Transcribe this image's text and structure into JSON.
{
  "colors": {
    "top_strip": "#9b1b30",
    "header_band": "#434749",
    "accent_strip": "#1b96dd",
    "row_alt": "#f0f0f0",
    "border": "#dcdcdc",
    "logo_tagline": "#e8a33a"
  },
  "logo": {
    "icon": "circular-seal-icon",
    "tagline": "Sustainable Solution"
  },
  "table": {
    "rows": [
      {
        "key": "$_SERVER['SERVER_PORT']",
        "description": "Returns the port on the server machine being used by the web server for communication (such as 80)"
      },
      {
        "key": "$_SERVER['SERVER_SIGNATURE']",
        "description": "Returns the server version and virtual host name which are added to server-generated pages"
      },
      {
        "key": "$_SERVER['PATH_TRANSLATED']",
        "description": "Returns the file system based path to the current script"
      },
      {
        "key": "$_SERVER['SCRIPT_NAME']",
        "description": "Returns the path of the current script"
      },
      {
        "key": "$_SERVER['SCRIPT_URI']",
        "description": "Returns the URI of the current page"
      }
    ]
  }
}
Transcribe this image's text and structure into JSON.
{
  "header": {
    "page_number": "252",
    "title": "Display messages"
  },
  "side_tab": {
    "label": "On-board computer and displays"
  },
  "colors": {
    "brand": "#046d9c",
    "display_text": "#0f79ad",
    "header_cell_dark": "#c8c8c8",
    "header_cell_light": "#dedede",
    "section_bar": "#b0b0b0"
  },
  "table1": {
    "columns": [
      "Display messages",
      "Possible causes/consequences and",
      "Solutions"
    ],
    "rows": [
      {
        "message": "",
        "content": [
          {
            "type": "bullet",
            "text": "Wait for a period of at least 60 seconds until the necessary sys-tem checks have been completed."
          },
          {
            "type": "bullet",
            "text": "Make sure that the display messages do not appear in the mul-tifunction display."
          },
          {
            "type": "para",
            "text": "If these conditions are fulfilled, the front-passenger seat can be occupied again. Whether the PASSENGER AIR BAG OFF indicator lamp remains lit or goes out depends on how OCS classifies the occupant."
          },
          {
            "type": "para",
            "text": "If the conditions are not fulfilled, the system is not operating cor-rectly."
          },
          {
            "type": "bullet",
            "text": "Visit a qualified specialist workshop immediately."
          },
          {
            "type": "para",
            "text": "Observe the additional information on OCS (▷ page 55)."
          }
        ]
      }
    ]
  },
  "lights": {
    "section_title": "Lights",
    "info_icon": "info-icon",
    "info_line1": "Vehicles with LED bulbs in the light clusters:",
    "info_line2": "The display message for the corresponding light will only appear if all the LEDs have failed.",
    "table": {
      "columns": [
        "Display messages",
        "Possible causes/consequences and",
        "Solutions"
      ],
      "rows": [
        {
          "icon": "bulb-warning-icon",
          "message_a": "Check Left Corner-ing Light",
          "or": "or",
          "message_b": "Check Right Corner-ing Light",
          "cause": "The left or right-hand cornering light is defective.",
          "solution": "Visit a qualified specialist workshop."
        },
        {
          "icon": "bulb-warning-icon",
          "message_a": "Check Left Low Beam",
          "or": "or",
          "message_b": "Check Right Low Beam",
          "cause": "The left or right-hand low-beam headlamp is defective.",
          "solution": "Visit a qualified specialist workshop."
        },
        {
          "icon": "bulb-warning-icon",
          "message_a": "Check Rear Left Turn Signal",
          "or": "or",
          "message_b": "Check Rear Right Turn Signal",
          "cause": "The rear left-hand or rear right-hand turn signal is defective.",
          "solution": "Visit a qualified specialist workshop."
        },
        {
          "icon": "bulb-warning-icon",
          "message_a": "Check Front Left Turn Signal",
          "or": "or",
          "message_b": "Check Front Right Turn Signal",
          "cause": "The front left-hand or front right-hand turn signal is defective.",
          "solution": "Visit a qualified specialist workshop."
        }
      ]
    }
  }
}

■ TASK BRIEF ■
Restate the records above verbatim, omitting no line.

■ COMPLETED TASK ■
Transcribe this image's text and structure into JSON.
{
  "colors": {
    "top_strip": "#9b1b30",
    "header_band": "#434749",
    "accent_strip": "#1b96dd",
    "row_alt": "#f0f0f0",
    "border": "#dcdcdc",
    "logo_tagline": "#e8a33a"
  },
  "logo": {
    "icon": "circular-seal-icon",
    "tagline": "Sustainable Solution"
  },
  "table": {
    "rows": [
      {
        "key": "$_SERVER['SERVER_PORT']",
        "description": "Returns the port on the server machine being used by the web server for communication (such as 80)"
      },
      {
        "key": "$_SERVER['SERVER_SIGNATURE']",
        "description": "Returns the server version and virtual host name which are added to server-generated pages"
      },
      {
        "key": "$_SERVER['PATH_TRANSLATED']",
        "description": "Returns the file system based path to the current script"
      },
      {
        "key": "$_SERVER['SCRIPT_NAME']",
        "description": "Returns the path of the current script"
      },
      {
        "key": "$_SERVER['SCRIPT_URI']",
        "description": "Returns the URI of the current page"
      }
    ]
  }
}
Transcribe this image's text and structure into JSON.
{
  "header": {
    "page_number": "252",
    "title": "Display messages"
  },
  "side_tab": {
    "label": "On-board computer and displays"
  },
  "colors": {
    "brand": "#046d9c",
    "display_text": "#0f79ad",
    "header_cell_dark": "#c8c8c8",
    "header_cell_light": "#dedede",
    "section_bar": "#b0b0b0"
  },
  "table1": {
    "columns": [
      "Display messages",
      "Possible causes/consequences and",
      "Solutions"
    ],
    "rows": [
      {
        "message": "",
        "content": [
          {
            "type": "bullet",
            "text": "Wait for a period of at least 60 seconds until the necessary sys-tem checks have been completed."
          },
          {
            "type": "bullet",
            "text": "Make sure that the display messages do not appear in the mul-tifunction display."
          },
          {
            "type": "para",
            "text": "If these conditions are fulfilled, the front-passenger seat can be occupied again. Whether the PASSENGER AIR BAG OFF indicator lamp remains lit or goes out depends on how OCS classifies the occupant."
          },
          {
            "type": "para",
            "text": "If the conditions are not fulfilled, the system is not operating cor-rectly."
          },
          {
            "type": "bullet",
            "text": "Visit a qualified specialist workshop immediately."
          },
          {
            "type": "para",
            "text": "Observe the additional information on OCS (▷ page 55)."
          }
        ]
      }
    ]
  },
  "lights": {
    "section_title": "Lights",
    "info_icon": "info-icon",
    "info_line1": "Vehicles with LED bulbs in the light clusters:",
    "info_line2": "The display message for the corresponding light will only appear if all the LEDs have failed.",
    "table": {
      "columns": [
        "Display messages",
        "Possible causes/consequences and",
        "Solutions"
      ],
      "rows": [
        {
          "icon": "bulb-warning-icon",
          "message_a": "Check Left Corner-ing Light",
          "or": "or",
          "message_b": "Check Right Corner-ing Light",
          "cause": "The left or right-hand cornering light is defective.",
          "solution": "Visit a qualified specialist workshop."
        },
        {
          "icon": "bulb-warning-icon",
          "message_a": "Check Left Low Beam",
          "or": "or",
          "message_b": "Check Right Low Beam",
          "cause": "The left or right-hand low-beam headlamp is defective.",
          "solution": "Visit a qualified specialist workshop."
        },
        {
          "icon": "bulb-warning-icon",
          "message_a": "Check Rear Left Turn Signal",
          "or": "or",
          "message_b": "Check Rear Right Turn Signal",
          "cause": "The rear left-hand or rear right-hand turn signal is defective.",
          "solution": "Visit a qualified specialist workshop."
        },
        {
          "icon": "bulb-warning-icon",
          "message_a": "Check Front Left Turn Signal",
          "or": "or",
          "message_b": "Check Front Right Turn Signal",
          "cause": "The front left-hand or front right-hand turn signal is defective.",
          "solution": "Visit a qualified specialist workshop."
        }
      ]
    }
  }
}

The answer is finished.